Sugar is one of the most difficult foods to eliminate because it puts up a fight by altering hormone response and brain functions to create cravings.
The first step in breaking sugar’s grip is to change the way we thing about it.
Sugar is not just the white stuff we stir into our coffee or use atop our morning cereal. We interact with many sweeteners, including honey, agave, maple syrup, corn, fructose and even fruit.
Although fructose is metabolized in the liver and doesn’t raise insulin levels, it can still lead to weight gain and put you at risk for disease in the same way the other sugars can.
Searching out foods that claim to be a healthier choice may be deceiving because sugar is lurking in many of the everyday foods we may think are healthy. The American Heart Association recommends no more than six teaspoons (24 grams) of sugar per day for women and no more than 9 teaspoons (36 grams) per day for men.
So where’s it hiding?
Sugar is found in processed foods, which tend to be high in sugar and are usually lacking essential vitamins and minerals.
Many sweetened breakfast cereals contain at least four teaspoons of sugar per serving. A sugar spike first thing in the morning will set you up for insulin and blood sugar spikes followed by a crash that will have you reaching for more sugar to bring back your energy throughout the day.

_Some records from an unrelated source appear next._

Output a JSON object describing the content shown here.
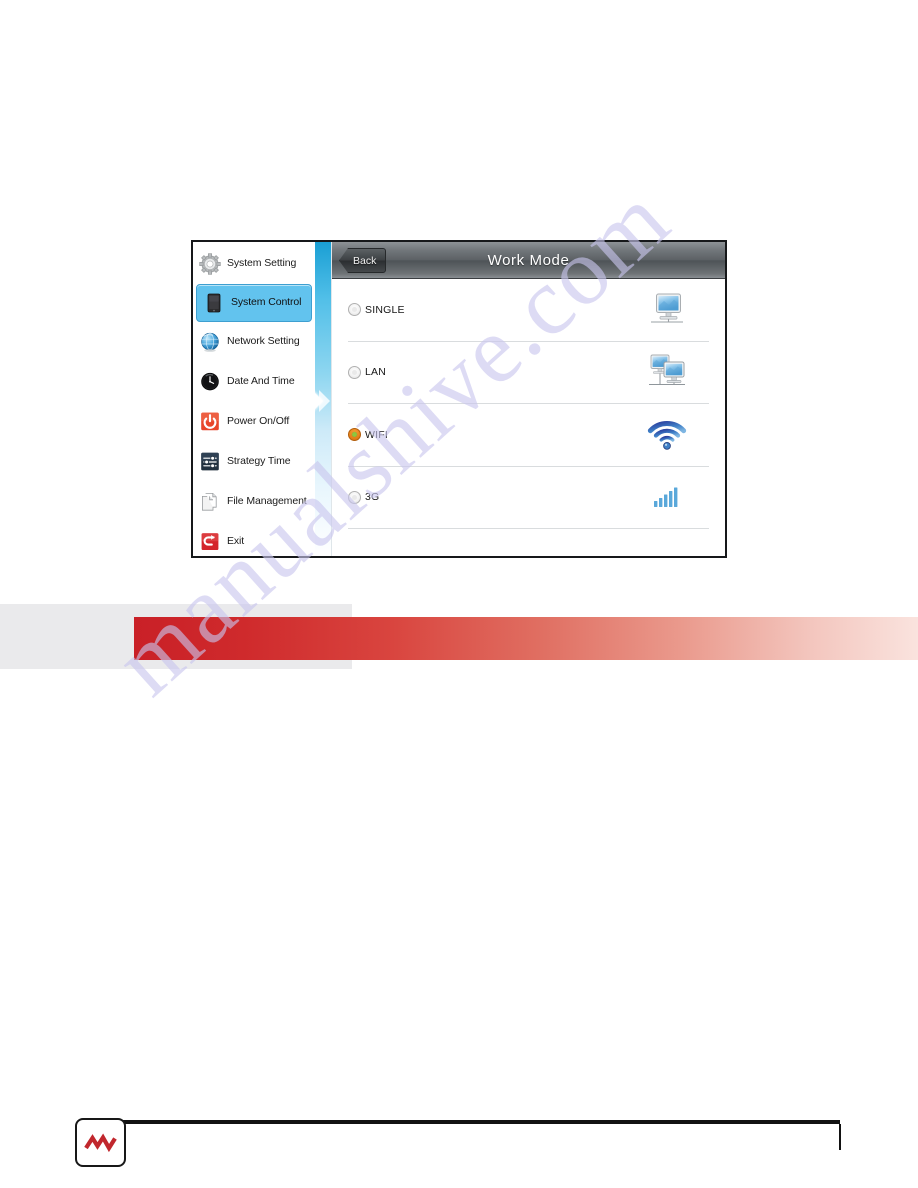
{
  "device": {
    "sidebar": {
      "items": [
        {
          "label": "System Setting",
          "icon": "gear-icon",
          "selected": false
        },
        {
          "label": "System Control",
          "icon": "tablet-icon",
          "selected": true
        },
        {
          "label": "Network Setting",
          "icon": "globe-icon",
          "selected": false
        },
        {
          "label": "Date And Time",
          "icon": "clock-icon",
          "selected": false
        },
        {
          "label": "Power On/Off",
          "icon": "power-icon",
          "selected": false
        },
        {
          "label": "Strategy Time",
          "icon": "strategy-icon",
          "selected": false
        },
        {
          "label": "File Management",
          "icon": "file-icon",
          "selected": false
        },
        {
          "label": "Exit",
          "icon": "exit-icon",
          "selected": false
        }
      ]
    },
    "header": {
      "back_label": "Back",
      "title": "Work Mode"
    },
    "options": [
      {
        "label": "SINGLE",
        "icon": "monitor-icon",
        "selected": false
      },
      {
        "label": "LAN",
        "icon": "two-monitors-icon",
        "selected": false
      },
      {
        "label": "WIFI",
        "icon": "wifi-icon",
        "selected": true
      },
      {
        "label": "3G",
        "icon": "signal-bars-icon",
        "selected": false
      }
    ]
  },
  "page": {
    "watermark": "manualshive.com",
    "footer_logo_name": "brand-logo"
  },
  "colors": {
    "selected_item": "#62c3ee",
    "radio_selected": "#e8841c",
    "radio_selected_dot": "#8cc63f",
    "banner_red": "#c92027",
    "banner_grey": "#eaeaec",
    "titlebar_grey": "#5c6165",
    "divider_blue": "#51bfe8",
    "logo_red": "#c1272d"
  }
}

Even foods as seemingly nutritious as a peanut butter and jelly sandwich, a kid favorite, can have as much as 18 grams of sugar. A six-ounce container of yogurt can have 27 grams, a small serving of raisins has about 30 grams, and a half-cup serving of some tomato sauces has up to seven grams of sugar.
How can we avoid it?
The easiest way to avoid added sugars is to eliminate processed foods. Instead, choose organic meat, nuts, seeds, vegetables, whole dairy, healthy fats like coconut and olive oil, and fruit in moderation.
If you do eat processed foods, make sure you always read the labels and beware of “non-fat” foods since they are almost always loaded with chemicals and sugar.
Avoid drinking sweetened beverages, including juices, since they are very high in sugar with no fiber or fat to help balance it out.
Eliminate or reduce artificial sweeteners which can increase cravings for sugar and carbohydrates.
Another simple step is to stop adding sugar. Sweeten cereals and drinks with stevia, a plant-based sweetener that doesn’t cause an insulin release.